If your blood sugar level is low (or if you don't have access to these tools and you start to feel symptoms of low blood sugar), a general rule of thumb is to consume 15 grams of fast-acting carbohydrates (such as Smarties, apple juice, or glucose tablets) to increase blood sugar levels and prevent further symptoms, according to the American Diabetes Association (ADA). People who take insulin may have low blood sugar levels if they take too much insulin or if they miscalculate the insulin dose in relation to food, or if they exercise more than usual when there is “fast-acting” insulin on board (in the body). When you wake up in the morning, your fasting blood sugar level is usually at its lowest level because you haven't eaten food for about eight hours. If you need to increase your blood sugar level, you should eat a glucose tablet or drink something sugary, such as fruit juice.

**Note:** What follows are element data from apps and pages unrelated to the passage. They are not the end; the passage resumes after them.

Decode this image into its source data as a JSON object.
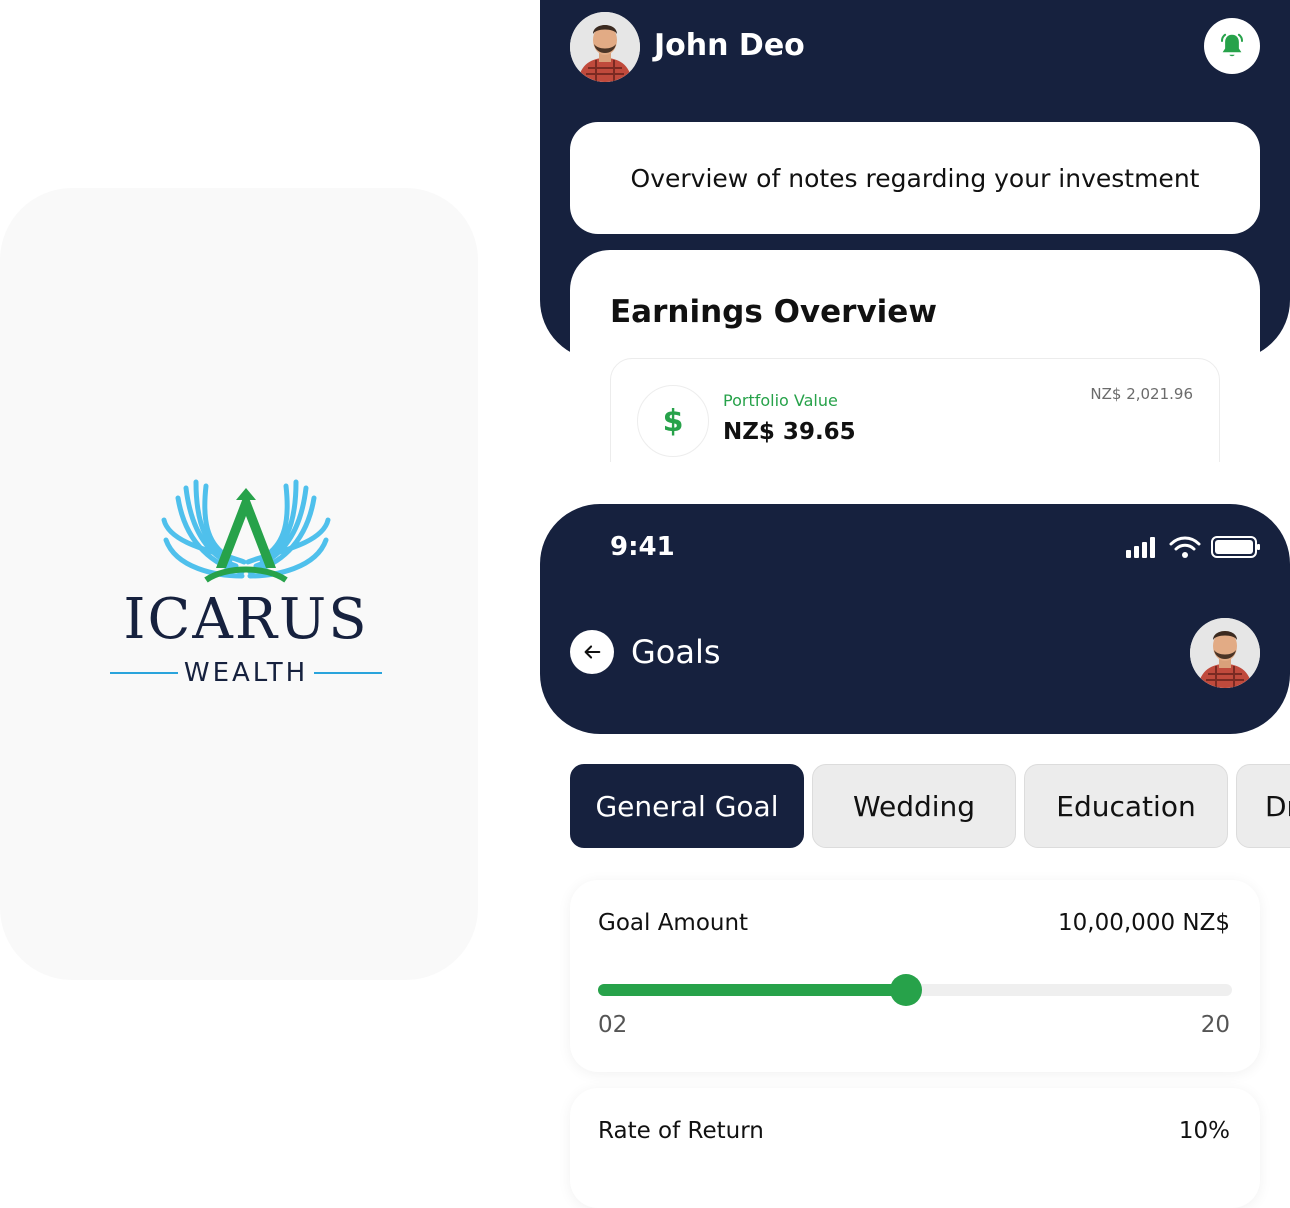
{
  "logo": {
    "wordmark": "ICARUS",
    "subtitle": "WEALTH"
  },
  "dashboard": {
    "user_name": "John Deo",
    "notes_banner": "Overview of notes regarding your investment",
    "earnings_title": "Earnings Overview",
    "portfolio_label": "Portfolio Value",
    "portfolio_value": "NZ$ 39.65",
    "portfolio_total": "NZ$ 2,021.96",
    "currency_symbol": "$"
  },
  "goals": {
    "status_time": "9:41",
    "title": "Goals",
    "tabs": [
      {
        "label": "General Goal",
        "active": true
      },
      {
        "label": "Wedding",
        "active": false
      },
      {
        "label": "Education",
        "active": false
      },
      {
        "label": "Dr",
        "active": false
      }
    ],
    "goal_amount_label": "Goal Amount",
    "goal_amount_value": "10,00,000 NZ$",
    "slider_min": "02",
    "slider_max": "20",
    "slider_level": 0.486,
    "rate_label": "Rate of Return",
    "rate_value": "10%"
  },
  "colors": {
    "navy": "#16213e",
    "green": "#27a24a",
    "sky": "#2aa4dc"
  }
}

Eating foods that are high in complex carbohydrates, such as pasta and whole grains, will maintain blood sugar levels after a period of hypoglycemia. Then you'll drink the sugary liquid and your blood sugar level will be measured 1 hour later, 2 hours later, and possibly 3 hours later. This may include checking blood sugar levels more often, adjusting medications, or working with a certified diabetes educator to learn to recognize the warning signs of hypoglycemia. Your doctor or nutritionist can help you determine how many carbohydrates you should eat at each meal to maintain healthy blood sugar levels.
Normal blood sugar levels for people with diabetes will vary depending on the person's age and time of day. For example, people with prediabetes will have their blood sugar tested at least once a year, as abnormal blood sugar levels may indicate that they are likely to develop type 2 diabetes. If your body doesn't produce enough insulin (what you say here could indicate), the only way to lower your blood sugar levels is with medicines. Getting professional medical advice from a healthcare provider, such as an endocrinologist, is the best way to know if your blood sugar levels are where they should be.
If you're an adult and you're having trouble controlling your glucose, your healthcare provider can help you develop a treatment plan to better control your blood sugar. However, in the case of people with diabetes, the body does not produce insulin or does not work properly and, as a result, blood sugar levels must be carefully regulated to avoid health complications. It looks like you've tried to lower your blood sugar levels without medication, so it's not that you haven't tried.